Just a short drive inland and you’ll also find first rate pub food at the Sailor’s Return at Chaldon Herring; the Weld Arms in East Lulworth; Red Lion at Winfrith Newburgh, Countryman Inn, East Knighton and, near Wool, the Seven Stars Inn, which is deservedly lauded for its hearty portions.
Lighter bites and home-cooked breakfasts are a speciality at the popular Holme For Gardens nursery and restaurant at East Holme, while the picture postcard village of Kimmeridge is home to the family-run Clavell’s restaurant that makes the most of local seasonal produce to enhance a fine reputation that reaches far beyond the immediate area.
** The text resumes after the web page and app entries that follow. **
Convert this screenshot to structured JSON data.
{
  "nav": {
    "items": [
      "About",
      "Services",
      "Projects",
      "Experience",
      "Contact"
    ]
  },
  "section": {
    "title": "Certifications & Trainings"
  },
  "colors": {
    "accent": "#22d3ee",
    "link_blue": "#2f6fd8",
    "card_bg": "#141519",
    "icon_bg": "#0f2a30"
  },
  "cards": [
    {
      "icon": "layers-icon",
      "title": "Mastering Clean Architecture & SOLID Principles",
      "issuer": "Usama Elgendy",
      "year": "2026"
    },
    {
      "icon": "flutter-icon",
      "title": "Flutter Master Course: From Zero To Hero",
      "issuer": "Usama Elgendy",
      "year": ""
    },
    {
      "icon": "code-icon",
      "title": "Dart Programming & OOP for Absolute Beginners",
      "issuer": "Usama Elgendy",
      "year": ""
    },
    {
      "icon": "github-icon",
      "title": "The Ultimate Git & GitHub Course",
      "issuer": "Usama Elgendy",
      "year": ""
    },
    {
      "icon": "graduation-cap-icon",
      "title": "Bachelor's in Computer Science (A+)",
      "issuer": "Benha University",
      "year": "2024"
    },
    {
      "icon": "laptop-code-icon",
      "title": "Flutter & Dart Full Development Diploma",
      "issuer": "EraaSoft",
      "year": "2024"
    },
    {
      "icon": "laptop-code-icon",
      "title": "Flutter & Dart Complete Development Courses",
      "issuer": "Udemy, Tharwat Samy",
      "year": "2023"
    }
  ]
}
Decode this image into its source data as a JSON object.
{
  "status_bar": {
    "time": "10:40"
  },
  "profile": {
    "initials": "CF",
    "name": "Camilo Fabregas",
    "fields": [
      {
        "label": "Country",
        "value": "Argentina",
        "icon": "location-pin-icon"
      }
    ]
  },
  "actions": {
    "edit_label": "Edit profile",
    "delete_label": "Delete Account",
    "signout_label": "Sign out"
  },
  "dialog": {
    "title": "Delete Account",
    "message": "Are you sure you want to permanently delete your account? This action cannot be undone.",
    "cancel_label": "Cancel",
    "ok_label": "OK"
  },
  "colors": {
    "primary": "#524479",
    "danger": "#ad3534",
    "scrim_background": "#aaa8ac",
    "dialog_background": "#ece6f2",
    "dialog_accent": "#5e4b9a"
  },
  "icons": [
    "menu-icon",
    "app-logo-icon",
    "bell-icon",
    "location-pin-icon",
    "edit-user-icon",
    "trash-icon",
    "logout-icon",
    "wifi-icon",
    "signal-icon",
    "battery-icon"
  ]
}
In Wareham, the gateway to the Isle of Purbeck, you’ll find an excellent choice of eateries from the top notch Anglo-European dishes of the Abbots Cellar at the Priory Hotel and the riverside location of the Old Granary, to the home cooked foodie haven that is The Salt Pig and the charming community cafe Not Just Sundaes near the Quay in an historic church.Take a little time to browse through our selection of holiday cottages in South Dorset. We’re certain you’ll find something just right for a truly special Dorset holiday
Due to high demand from our guests, we have recently started looking for properties in this area. If you have a property and are considering letting, please get in touch with Claire, our property manager on 01929 448694 or email email@example.com